MEDIA ADVISORY

January 27th: #ArtOnClimate / #ActOnClimate
Miami’s Future in a Changing Climate: An Art Exhibit and Panel Discussion

Miami, FL (January 27, 2017) – The National Wildlife Federation and Florida Immigrant Coalition are co-hosting a free art exhibition and community dialogue on climate impacts in Miami and what we can do to shape our future for people and wildlife. We’ll hear from renowned local artist Xavier Cortada, as well as a diverse panel of stakeholders, including nonprofits who work on immigrants’ rights, climate activists, government officials, and academics. Reporters are invited to attend.

 

WHEN: Friday, January 27th from 7pm – 10pm

WHERE: Barrio Workshop 520 W Flagler St, Miami, FL 33130

SPEAKERS:

Maria Rodriguez, Florida Immigrant Coalition

Xavier Cortada, Miami-based climate artist

Valencia Gunder, Climate Organizer for Florida New Majority

Lis-Marie Alvarado, Organizer for La Madre Tierra

Camilo Mejía, Networks Director for Catalyst Miami

FLORIDA IMMIGRANT COALITION EXPERT AVAILABLE: Maria Rodriguez, Executive Director

Maria has worked to defend basic human rights of low-income and migrant peoples for 25 years. She is a graduate of Georgetown University, where Maria was active in the anti-apartheid and Central America solidarity movements. She has worked to defend public health care coverage and promoted the growth of award-winning free clinics: La Clinica del Pueblo in Washington, D.C. and Good News Care Center in Florida. She also served as Deputy Director of the Human Services Coalition in South Florida. She founded FLIC in 2005.

NATIONAL WILDLIFE FEDERATION EXPERT AVAILABLE: Amy Hedges, Regional Outreach Campaign Manager

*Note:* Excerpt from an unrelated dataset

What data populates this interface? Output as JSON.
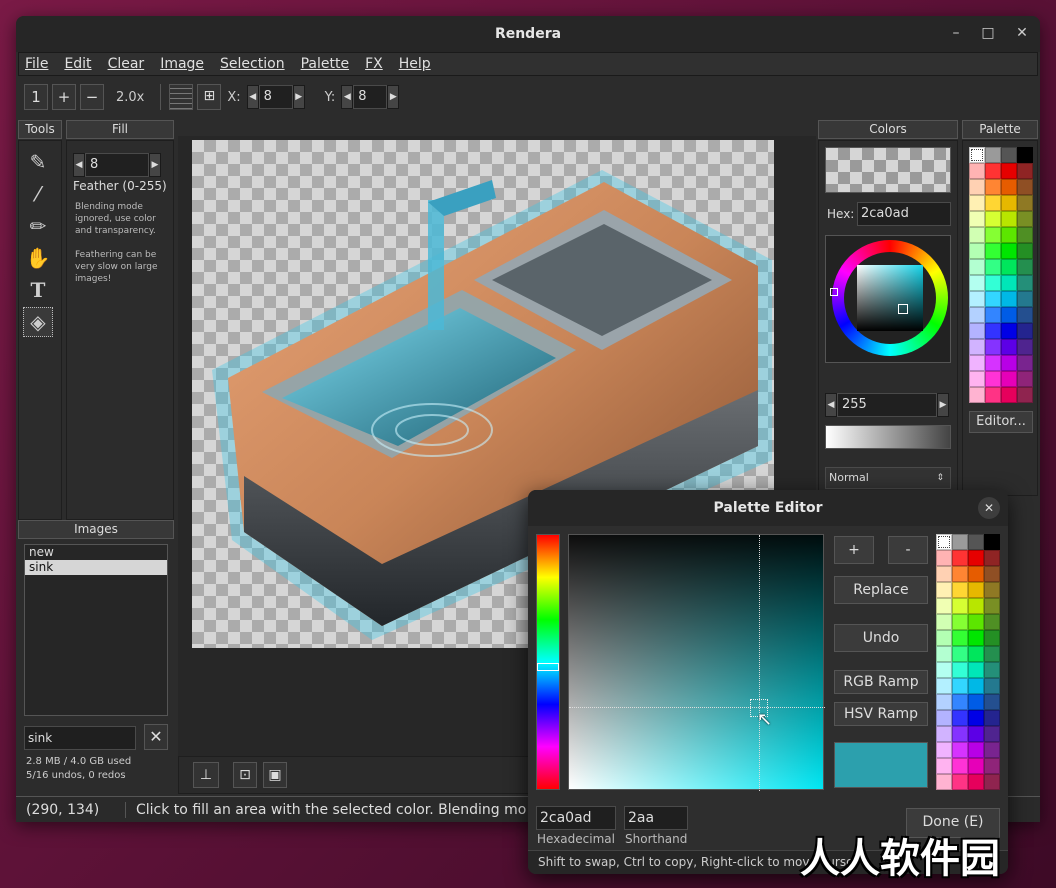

Amy is a native Ohioan now based in Washington, DC focused on coalition building and outreach around climate, clean water, and conservation. Amy began her nonprofit career as an Americorps member, spending a service year building and maintaining trails across the Ozarks, removing invasive species, and even moonlighting as a wild land firefighter in Montana. In her subsequent roles with Ohio Citizen Action and Clean Water Action, she personally motivated thousands of individuals to voice concerns to decision-makers and trained dozens of new organizers across the Midwest and in Miami, FL. Hedges and her teams’ direct person-to-person engagement resulted in multiple environmental victories on industry pollution, mountaintop removal coal mining, and state level support for clean energy.

For more information, contact Casey J. Skeens, Communications Manager, SkeensC@NWF.org, 202-797-6808

The National Wildlife Federation is America’s largest conservation organization inspiring Americans to protect wildlife for our children’s future. Follow us on Facebook, Twitter, and Instagram.

 

 


La Federación Nacional de Vida Silvestre y la Coalición de Inmigrantes de Florida presentarán una exhibición de arte y un diálogo comunitario sobre los impactos climáticos en Miami y lo que podemos hacer para dar forma a nuestro futuro para la gente y la vida silvestre. Escucharemos al renombrado artista local Xavier Cortada, así como representantes de diversos grupos, incluyendo organizaciones sin fines de lucro de derechos de inmigrantes, activistas del clima, gobierno y académicos. La admisión es gratis.